### Instructions to follow
Retype the listing exactly as it stands, and keep every image out.

### Entries supplied
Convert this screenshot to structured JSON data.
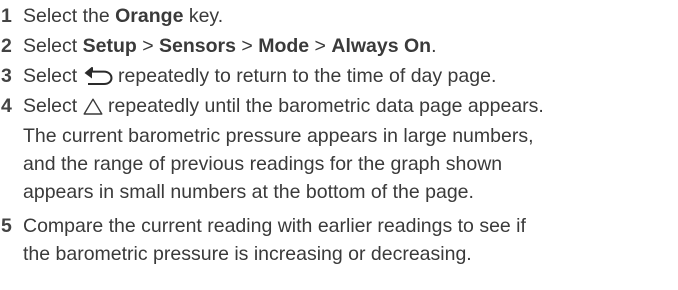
{
  "steps": [
    {
      "number": "1",
      "parts": {
        "t1": "Select the ",
        "b1": "Orange",
        "t2": " key."
      }
    },
    {
      "number": "2",
      "parts": {
        "t1": "Select ",
        "b1": "Setup",
        "sep1": " > ",
        "b2": "Sensors",
        "sep2": " > ",
        "b3": "Mode",
        "sep3": " > ",
        "b4": "Always On",
        "t2": "."
      }
    },
    {
      "number": "3",
      "icon": "back-arrow-icon",
      "parts": {
        "t1": "Select ",
        "t2": " repeatedly to return to the time of day page."
      }
    },
    {
      "number": "4",
      "icon": "up-triangle-icon",
      "parts": {
        "t1": "Select ",
        "t2": " repeatedly until the barometric data page appears."
      },
      "note_lines": [
        "The current barometric pressure appears in large numbers,",
        "and the range of previous readings for the graph shown",
        "appears in small numbers at the bottom of the page."
      ]
    },
    {
      "number": "5",
      "lines": [
        "Compare the current reading with earlier readings to see if",
        "the barometric pressure is increasing or decreasing."
      ]
    }
  ]
}
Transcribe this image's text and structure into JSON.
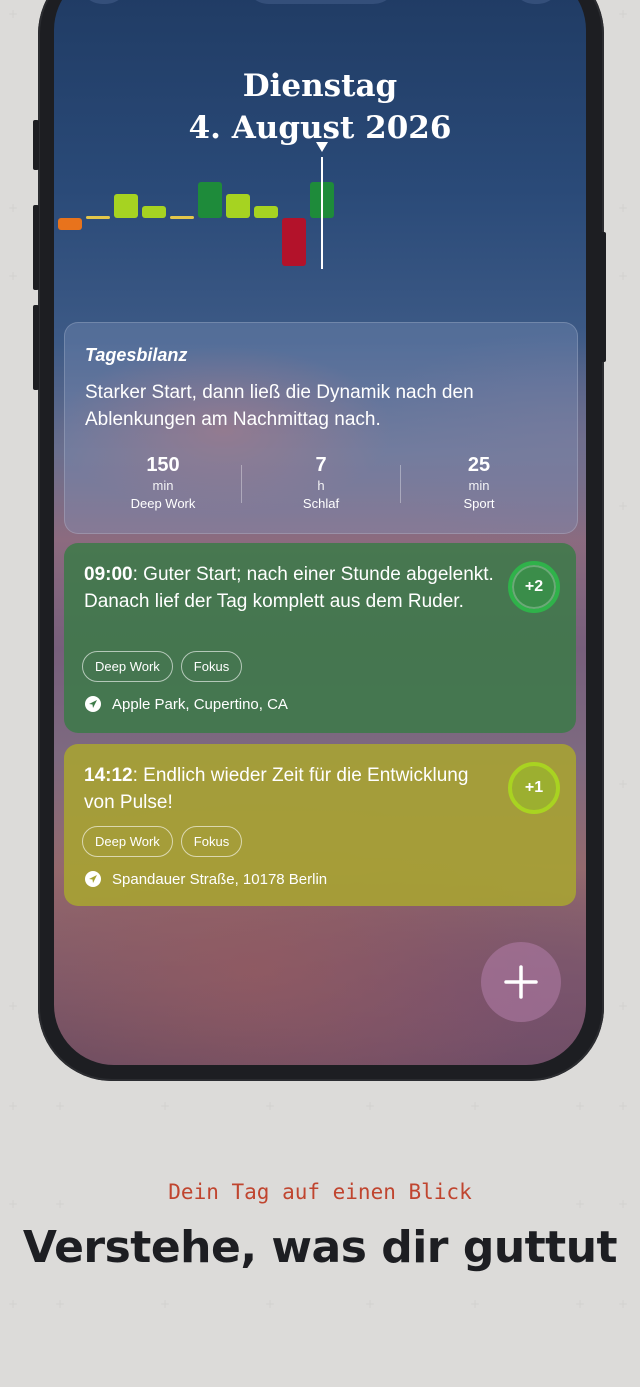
{
  "header": {
    "weekday": "Dienstag",
    "date": "4. August 2026"
  },
  "segments": [
    "timeline",
    "cards",
    "grid"
  ],
  "mood_chart": {
    "type": "bar",
    "values": [
      -1,
      0,
      2,
      1,
      0,
      3,
      2,
      1,
      -4,
      3
    ],
    "colors": [
      "#e8731c",
      "#e3c64a",
      "#a6d321",
      "#a6d321",
      "#e3c64a",
      "#1e8b3a",
      "#a6d321",
      "#a6d321",
      "#b3122a",
      "#1e8b3a"
    ]
  },
  "summary": {
    "heading": "Tagesbilanz",
    "description": "Starker Start, dann ließ die Dynamik nach den Ablenkungen am Nachmittag nach.",
    "stats": [
      {
        "value": "150",
        "unit": "min",
        "label": "Deep Work"
      },
      {
        "value": "7",
        "unit": "h",
        "label": "Schlaf"
      },
      {
        "value": "25",
        "unit": "min",
        "label": "Sport"
      }
    ]
  },
  "entries": [
    {
      "time": "09:00",
      "text": ": Guter Start; nach einer Stunde abgelenkt. Danach lief der Tag komplett aus dem Ruder.",
      "score": "+2",
      "tags": [
        "Deep Work",
        "Fokus"
      ],
      "location": "Apple Park, Cupertino, CA",
      "color": "#3c7a48"
    },
    {
      "time": "14:12",
      "text": ": Endlich wieder Zeit für die Entwicklung von Pulse!",
      "score": "+1",
      "tags": [
        "Deep Work",
        "Fokus"
      ],
      "location": "Spandauer Straße, 10178 Berlin",
      "color": "#a7a333"
    }
  ],
  "caption": {
    "subtitle": "Dein Tag auf einen Blick",
    "headline": "Verstehe, was dir guttut"
  },
  "icons": [
    "sparkles-icon",
    "timeline-icon",
    "cards-icon",
    "grid-icon",
    "gear-icon",
    "location-icon",
    "plus-icon"
  ]
}
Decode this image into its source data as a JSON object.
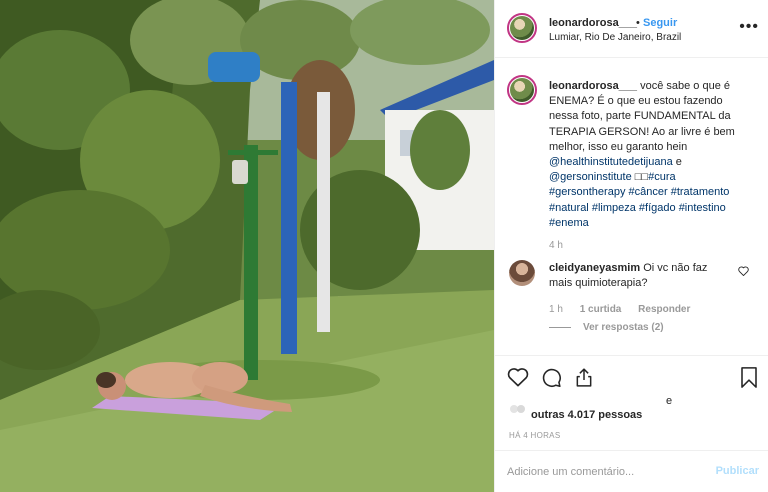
{
  "post": {
    "username": "leonardorosa___",
    "follow_label": "Seguir",
    "follow_separator": "•",
    "location": "Lumiar, Rio De Janeiro, Brazil",
    "more_label": "•••"
  },
  "caption": {
    "username": "leonardorosa___",
    "text_main": "você sabe o que é ENEMA? É o que eu estou fazendo nessa foto, parte FUNDAMENTAL da TERAPIA GERSON! Ao ar livre é bem melhor, isso eu garanto hein",
    "mention1": "@healthinstitutedetijuana",
    "and": "e",
    "mention2": "@gersoninstitute",
    "emoji": "□□",
    "tags": [
      "#cura",
      "#gersontherapy",
      "#câncer",
      "#tratamento",
      "#natural",
      "#limpeza",
      "#fígado",
      "#intestino",
      "#enema"
    ],
    "time": "4 h"
  },
  "comment": {
    "username": "cleidyaneyasmim",
    "text": "Oi vc não faz mais quimioterapia?",
    "time": "1 h",
    "likes": "1 curtida",
    "reply_label": "Responder",
    "view_replies": "Ver respostas (2)"
  },
  "likes": {
    "e": "e",
    "others": "outras 4.017 pessoas"
  },
  "time_ago": "HÁ 4 HORAS",
  "add_comment": {
    "placeholder": "Adicione um comentário...",
    "publish_label": "Publicar"
  },
  "colors": {
    "link": "#3897f0",
    "hashtag": "#003569",
    "muted": "#999999",
    "publish_disabled": "#b2dffc"
  },
  "icons": [
    "heart-icon",
    "comment-icon",
    "share-icon",
    "bookmark-icon",
    "more-options-icon",
    "small-heart-icon"
  ]
}
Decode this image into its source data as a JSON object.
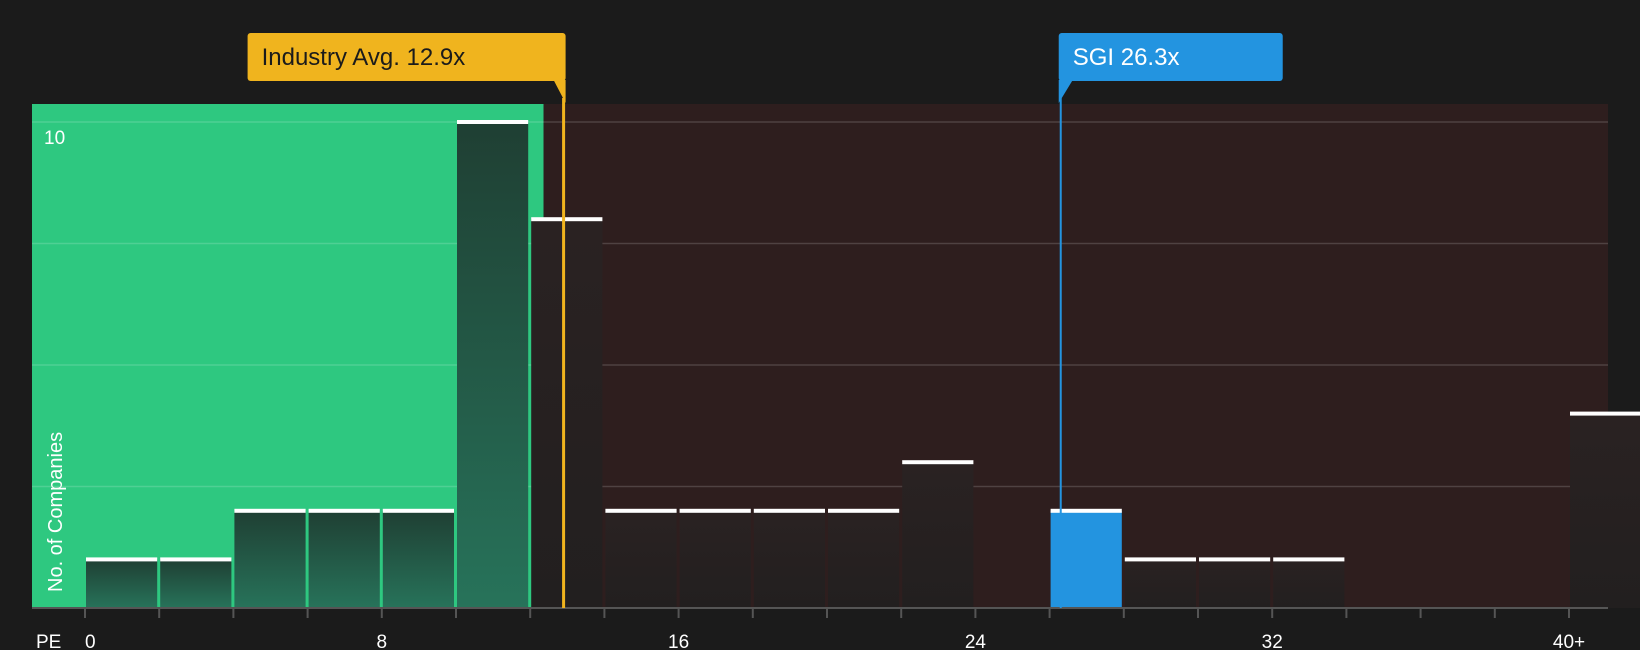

### Response for this exercise
Convert this screenshot to structured JSON data.
{
  "steps": [
    {
      "number": "1",
      "parts": {
        "t1": "Select the ",
        "b1": "Orange",
        "t2": " key."
      }
    },
    {
      "number": "2",
      "parts": {
        "t1": "Select ",
        "b1": "Setup",
        "sep1": " > ",
        "b2": "Sensors",
        "sep2": " > ",
        "b3": "Mode",
        "sep3": " > ",
        "b4": "Always On",
        "t2": "."
      }
    },
    {
      "number": "3",
      "icon": "back-arrow-icon",
      "parts": {
        "t1": "Select ",
        "t2": " repeatedly to return to the time of day page."
      }
    },
    {
      "number": "4",
      "icon": "up-triangle-icon",
      "parts": {
        "t1": "Select ",
        "t2": " repeatedly until the barometric data page appears."
      },
      "note_lines": [
        "The current barometric pressure appears in large numbers,",
        "and the range of previous readings for the graph shown",
        "appears in small numbers at the bottom of the page."
      ]
    },
    {
      "number": "5",
      "lines": [
        "Compare the current reading with earlier readings to see if",
        "the barometric pressure is increasing or decreasing."
      ]
    }
  ]
}
Transcribe this image's text and structure into JSON.
{
  "header": {
    "weekday": "Dienstag",
    "date": "4. August 2026"
  },
  "segments": [
    "timeline",
    "cards",
    "grid"
  ],
  "mood_chart": {
    "type": "bar",
    "values": [
      -1,
      0,
      2,
      1,
      0,
      3,
      2,
      1,
      -4,
      3
    ],
    "colors": [
      "#e8731c",
      "#e3c64a",
      "#a6d321",
      "#a6d321",
      "#e3c64a",
      "#1e8b3a",
      "#a6d321",
      "#a6d321",
      "#b3122a",
      "#1e8b3a"
    ]
  },
  "summary": {
    "heading": "Tagesbilanz",
    "description": "Starker Start, dann ließ die Dynamik nach den Ablenkungen am Nachmittag nach.",
    "stats": [
      {
        "value": "150",
        "unit": "min",
        "label": "Deep Work"
      },
      {
        "value": "7",
        "unit": "h",
        "label": "Schlaf"
      },
      {
        "value": "25",
        "unit": "min",
        "label": "Sport"
      }
    ]
  },
  "entries": [
    {
      "time": "09:00",
      "text": ": Guter Start; nach einer Stunde abgelenkt. Danach lief der Tag komplett aus dem Ruder.",
      "score": "+2",
      "tags": [
        "Deep Work",
        "Fokus"
      ],
      "location": "Apple Park, Cupertino, CA",
      "color": "#3c7a48"
    },
    {
      "time": "14:12",
      "text": ": Endlich wieder Zeit für die Entwicklung von Pulse!",
      "score": "+1",
      "tags": [
        "Deep Work",
        "Fokus"
      ],
      "location": "Spandauer Straße, 10178 Berlin",
      "color": "#a7a333"
    }
  ],
  "caption": {
    "subtitle": "Dein Tag auf einen Blick",
    "headline": "Verstehe, was dir guttut"
  },
  "icons": [
    "sparkles-icon",
    "timeline-icon",
    "cards-icon",
    "grid-icon",
    "gear-icon",
    "location-icon",
    "plus-icon"
  ]
}
Decode this image into its source data as a JSON object.
{
  "post": {
    "username": "leonardorosa___",
    "follow_label": "Seguir",
    "follow_separator": "•",
    "location": "Lumiar, Rio De Janeiro, Brazil",
    "more_label": "•••"
  },
  "caption": {
    "username": "leonardorosa___",
    "text_main": "você sabe o que é ENEMA? É o que eu estou fazendo nessa foto, parte FUNDAMENTAL da TERAPIA GERSON! Ao ar livre é bem melhor, isso eu garanto hein",
    "mention1": "@healthinstitutedetijuana",
    "and": "e",
    "mention2": "@gersoninstitute",
    "emoji": "□□",
    "tags": [
      "#cura",
      "#gersontherapy",
      "#câncer",
      "#tratamento",
      "#natural",
      "#limpeza",
      "#fígado",
      "#intestino",
      "#enema"
    ],
    "time": "4 h"
  },
  "comment": {
    "username": "cleidyaneyasmim",
    "text": "Oi vc não faz mais quimioterapia?",
    "time": "1 h",
    "likes": "1 curtida",
    "reply_label": "Responder",
    "view_replies": "Ver respostas (2)"
  },
  "likes": {
    "e": "e",
    "others": "outras 4.017 pessoas"
  },
  "time_ago": "HÁ 4 HORAS",
  "add_comment": {
    "placeholder": "Adicione um comentário...",
    "publish_label": "Publicar"
  },
  "colors": {
    "link": "#3897f0",
    "hashtag": "#003569",
    "muted": "#999999",
    "publish_disabled": "#b2dffc"
  },
  "icons": [
    "heart-icon",
    "comment-icon",
    "share-icon",
    "bookmark-icon",
    "more-options-icon",
    "small-heart-icon"
  ]
}
Decode this image into its source data as a JSON object.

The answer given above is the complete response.